UCV is Venezuela’s oldest and most prestigious university, as well as being one of the oldest in the Western Hemisphere.
Venezuela’s independence was declared in the site’s seminary chapel in 1811. However, the building is now the Palacio Municipal de Caracas.
Comprising 11 faculties, with 40 departments and five research centres spread across the country, 54,222 undergraduate and 8,317 graduate students were registered at UCV in 2016.
It is considered to be one of Venezuela’s most productive research institutions and in the top 20 for Latin America.
In the 1940s, architect Carlos Raúl Villanueva designed the main campus, Ciudad Universitaria de Caracas. Working with 28 avant-garde artists and contemporaries from across the world, Villanueva built the only campus to receive such acclaim – now regarded as one of the most successful examples of urban planning and modern architecture in Latin America. In 2000, UNESCO declared it a World Heritage Site.

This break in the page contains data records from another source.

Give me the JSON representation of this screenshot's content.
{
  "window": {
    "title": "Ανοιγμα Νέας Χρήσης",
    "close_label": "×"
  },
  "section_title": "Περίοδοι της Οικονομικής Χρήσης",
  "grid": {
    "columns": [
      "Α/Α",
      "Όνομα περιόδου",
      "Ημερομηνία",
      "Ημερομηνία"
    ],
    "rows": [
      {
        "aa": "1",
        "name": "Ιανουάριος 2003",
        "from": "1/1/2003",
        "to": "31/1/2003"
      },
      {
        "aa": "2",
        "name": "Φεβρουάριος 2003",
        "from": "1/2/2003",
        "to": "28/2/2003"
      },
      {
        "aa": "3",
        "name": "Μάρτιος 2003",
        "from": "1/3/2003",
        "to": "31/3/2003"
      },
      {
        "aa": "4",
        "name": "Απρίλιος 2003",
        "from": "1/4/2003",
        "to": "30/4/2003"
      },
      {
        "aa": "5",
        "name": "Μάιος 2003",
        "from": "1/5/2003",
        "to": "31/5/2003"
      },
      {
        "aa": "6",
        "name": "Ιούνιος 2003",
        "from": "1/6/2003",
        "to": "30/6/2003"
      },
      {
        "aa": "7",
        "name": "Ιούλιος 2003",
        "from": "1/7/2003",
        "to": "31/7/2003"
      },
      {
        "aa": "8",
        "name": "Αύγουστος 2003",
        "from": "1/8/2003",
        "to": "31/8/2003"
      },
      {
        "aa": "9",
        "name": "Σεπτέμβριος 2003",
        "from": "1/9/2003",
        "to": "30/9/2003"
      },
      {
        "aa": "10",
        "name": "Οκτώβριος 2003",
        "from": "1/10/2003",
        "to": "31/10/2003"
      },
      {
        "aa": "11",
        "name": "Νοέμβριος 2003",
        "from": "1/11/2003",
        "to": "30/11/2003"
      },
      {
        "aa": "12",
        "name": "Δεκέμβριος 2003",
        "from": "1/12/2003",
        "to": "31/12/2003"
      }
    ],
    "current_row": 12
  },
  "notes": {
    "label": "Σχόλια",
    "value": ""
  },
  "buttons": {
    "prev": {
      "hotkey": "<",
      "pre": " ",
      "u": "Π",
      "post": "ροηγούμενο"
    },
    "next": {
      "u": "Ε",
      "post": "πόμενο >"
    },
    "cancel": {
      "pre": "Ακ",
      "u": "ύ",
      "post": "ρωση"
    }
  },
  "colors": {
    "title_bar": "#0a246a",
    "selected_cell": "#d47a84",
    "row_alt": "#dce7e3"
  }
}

Notable alumni include 14 of Venezuela’s presidents, as well as many eminent scientists, politicians and businessmen.
Located in Caracas, the capital of Venezuela (population: 4 million), university students have access to the coast (La Guaira Port) and the Museum of Modern Art, known as one of the most important in South America. The city is host to an international theatre festival every year, which draws performers and crowds from across the world.
UCV also has buildings in Maracay, a northern Venezuelan city known as the country’s "garden city". It is the most important city in the State of Aragua and has a population of almost a million.